B. Check over the deal, verify the information, prepare a menu and sign out the customer
C. Throw the deal in the trash, and wait for the salesperson to come back in the office
D. None of the above
I would personally choose C, though most dealer principals may not agree with me.
To teach the rogue salesperson, who does not follow, or maybe does not understand the sales and finance process, C may be the best answer. Do it once or twice, and the salesperson will know that he/she needs to complete all steps in the process. The intent is not to hurt any customers, if the time gets too long. Obviously the customer needs to be taken care of, and it’s already most likely too late for anyone to have a decent chance at selling any optional products or gaining financing for the customer.
The true answer is D, “None of the above.”

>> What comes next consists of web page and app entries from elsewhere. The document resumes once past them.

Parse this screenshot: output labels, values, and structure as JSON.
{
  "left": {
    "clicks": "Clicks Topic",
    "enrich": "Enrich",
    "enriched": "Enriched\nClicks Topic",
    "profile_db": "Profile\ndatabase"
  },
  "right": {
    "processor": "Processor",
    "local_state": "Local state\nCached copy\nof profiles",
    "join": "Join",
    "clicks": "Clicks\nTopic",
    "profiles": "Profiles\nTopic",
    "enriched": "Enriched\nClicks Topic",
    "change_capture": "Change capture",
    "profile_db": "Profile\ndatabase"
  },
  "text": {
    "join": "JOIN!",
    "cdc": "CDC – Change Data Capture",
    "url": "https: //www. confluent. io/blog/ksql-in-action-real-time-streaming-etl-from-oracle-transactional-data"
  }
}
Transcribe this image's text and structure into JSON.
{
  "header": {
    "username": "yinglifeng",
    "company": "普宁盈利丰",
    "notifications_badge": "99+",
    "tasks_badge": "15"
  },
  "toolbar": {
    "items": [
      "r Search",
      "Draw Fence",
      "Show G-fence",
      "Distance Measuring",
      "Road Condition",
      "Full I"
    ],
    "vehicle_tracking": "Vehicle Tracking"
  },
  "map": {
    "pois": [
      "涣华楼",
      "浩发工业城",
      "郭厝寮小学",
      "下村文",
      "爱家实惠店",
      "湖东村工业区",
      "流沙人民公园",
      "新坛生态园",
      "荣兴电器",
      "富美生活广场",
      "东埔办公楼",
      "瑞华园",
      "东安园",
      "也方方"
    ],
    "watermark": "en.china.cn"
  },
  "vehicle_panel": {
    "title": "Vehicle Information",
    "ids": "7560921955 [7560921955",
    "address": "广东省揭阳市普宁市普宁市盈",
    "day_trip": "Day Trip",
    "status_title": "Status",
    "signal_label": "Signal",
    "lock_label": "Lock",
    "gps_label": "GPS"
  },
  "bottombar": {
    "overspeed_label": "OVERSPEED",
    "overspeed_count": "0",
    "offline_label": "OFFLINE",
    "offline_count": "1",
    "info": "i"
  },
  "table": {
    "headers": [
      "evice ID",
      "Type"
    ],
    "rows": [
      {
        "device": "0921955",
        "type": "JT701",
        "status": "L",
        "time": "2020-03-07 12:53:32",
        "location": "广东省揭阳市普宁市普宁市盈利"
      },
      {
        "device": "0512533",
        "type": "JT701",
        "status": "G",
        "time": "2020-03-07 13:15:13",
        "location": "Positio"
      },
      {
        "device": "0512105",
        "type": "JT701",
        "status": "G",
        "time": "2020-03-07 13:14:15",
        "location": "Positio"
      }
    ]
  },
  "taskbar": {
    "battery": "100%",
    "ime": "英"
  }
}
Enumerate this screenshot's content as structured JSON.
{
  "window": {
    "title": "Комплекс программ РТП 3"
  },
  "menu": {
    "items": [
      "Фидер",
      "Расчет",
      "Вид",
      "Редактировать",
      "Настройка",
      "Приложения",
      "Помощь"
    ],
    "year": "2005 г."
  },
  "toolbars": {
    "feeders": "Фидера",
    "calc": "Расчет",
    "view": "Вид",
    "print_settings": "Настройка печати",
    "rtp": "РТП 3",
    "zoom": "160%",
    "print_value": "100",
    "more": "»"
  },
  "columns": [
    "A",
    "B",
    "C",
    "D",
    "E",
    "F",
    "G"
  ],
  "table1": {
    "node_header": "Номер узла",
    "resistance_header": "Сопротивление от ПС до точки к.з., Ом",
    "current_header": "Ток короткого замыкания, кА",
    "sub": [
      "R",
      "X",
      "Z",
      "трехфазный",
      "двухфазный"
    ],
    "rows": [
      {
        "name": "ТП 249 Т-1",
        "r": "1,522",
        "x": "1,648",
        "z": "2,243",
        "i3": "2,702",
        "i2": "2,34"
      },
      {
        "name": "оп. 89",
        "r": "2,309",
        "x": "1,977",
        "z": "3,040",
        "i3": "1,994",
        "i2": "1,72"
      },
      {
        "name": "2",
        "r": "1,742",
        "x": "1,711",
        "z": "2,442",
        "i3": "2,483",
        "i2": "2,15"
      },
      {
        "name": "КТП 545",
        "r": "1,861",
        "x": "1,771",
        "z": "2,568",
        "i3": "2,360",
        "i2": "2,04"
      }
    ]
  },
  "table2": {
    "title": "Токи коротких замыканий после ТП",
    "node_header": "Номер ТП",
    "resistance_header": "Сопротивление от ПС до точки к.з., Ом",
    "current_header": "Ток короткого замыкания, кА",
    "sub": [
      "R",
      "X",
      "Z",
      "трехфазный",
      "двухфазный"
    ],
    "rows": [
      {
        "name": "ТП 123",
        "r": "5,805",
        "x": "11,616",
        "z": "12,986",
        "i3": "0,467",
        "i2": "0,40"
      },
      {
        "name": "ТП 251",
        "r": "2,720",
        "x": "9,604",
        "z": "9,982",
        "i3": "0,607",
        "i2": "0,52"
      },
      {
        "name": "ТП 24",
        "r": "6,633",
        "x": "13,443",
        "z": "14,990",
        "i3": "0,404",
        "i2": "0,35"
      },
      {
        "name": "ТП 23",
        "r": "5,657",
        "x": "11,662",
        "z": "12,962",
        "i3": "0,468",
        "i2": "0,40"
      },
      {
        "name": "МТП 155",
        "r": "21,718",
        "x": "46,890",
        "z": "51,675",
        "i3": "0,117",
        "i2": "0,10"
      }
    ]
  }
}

Let’s go back to the sales and finance process itself. In the situation above, the salesperson either accepted the customer’s request to pay cash, possibly did not even mention that the dealership has the capability to finance, did not do a proper introduction of finance, did not turnover to finance, or for whatever reason he/she eliminated the finance manager’s customer interview and the ability to double the dealerships profits on the deal.
For some dealers, that salesperson is paid a ZERO commission for the deal. For those who allow salespeople to “dump and run,” C may be the best answer for the finance manager — throw the deal in the trash and wait for the salesperson to come back.
Here is the average profit per vehicle retail for cash deals versus finance deals, based on some dealers I have worked with over the last year:
Clearly, creating a finance deal at least doubles profits on the entire deal.
Possible reasons for cash deals:
- Buyer actually has cash in checking account that is not tied to a home or any other loan (not that likely).
- Buyer is using a flexible Home Equity Line of Credit to fund his/her checking account (very likely).
- Buyer has a strong relationship with his/her credit union or a bank relied on every time for a loan (25 percent of the time).
- Vehicles are rarely ready when the buyer signs the purchase agreement, so customers have time to shop the best rate.
- Salespeople are incentivized to get the deal written and move on to the next deal.
- Salespeople are not incentivized to help create a finance deal.
- Salespeople don’t want to jeopardize their deal by turning it over to finance.
- Finance staff is not aggressive enough in interviewing every single person before he or she walks into finance or out of the dealership.
What makes a finance deal:
- Buyer approved: Strong individual, strong couple, or strong co-buyer
- Strong bank relationship, ability to rehash a turned down deal or counter
- Proper terms and appropriate rates
- Money down
- NADA accurate values
- Accurate income and buyer history
How to convert a “cash” deal into a finance deal:
1) Salespeople mention the ability to finance at ABC Powersports with very competitive rates.
2) Salespeople introduce finance staff before buyers leave the building and before turning them over to accessories.
3) Finance staff interview: Question, question, question before showing the menu on the sales floor.
4) Find an appropriate place on the show floor for privacy, otherwise interview in the office.
5) Know as much about the buyers as possible before the interview, pull credit before the interview … with a signed credit app.
6) With proper questioning, buyers will be willing to trust them for a finance deal.
For 11 conversion questions to ask, read more at www.powersportsbusiness.com.
Brian Gallmeier, founder of Income Development Partners, uses his powersports experience at the retail level to train F&I departments. He can be reached at firstname.lastname@example.org or 612/616-8611.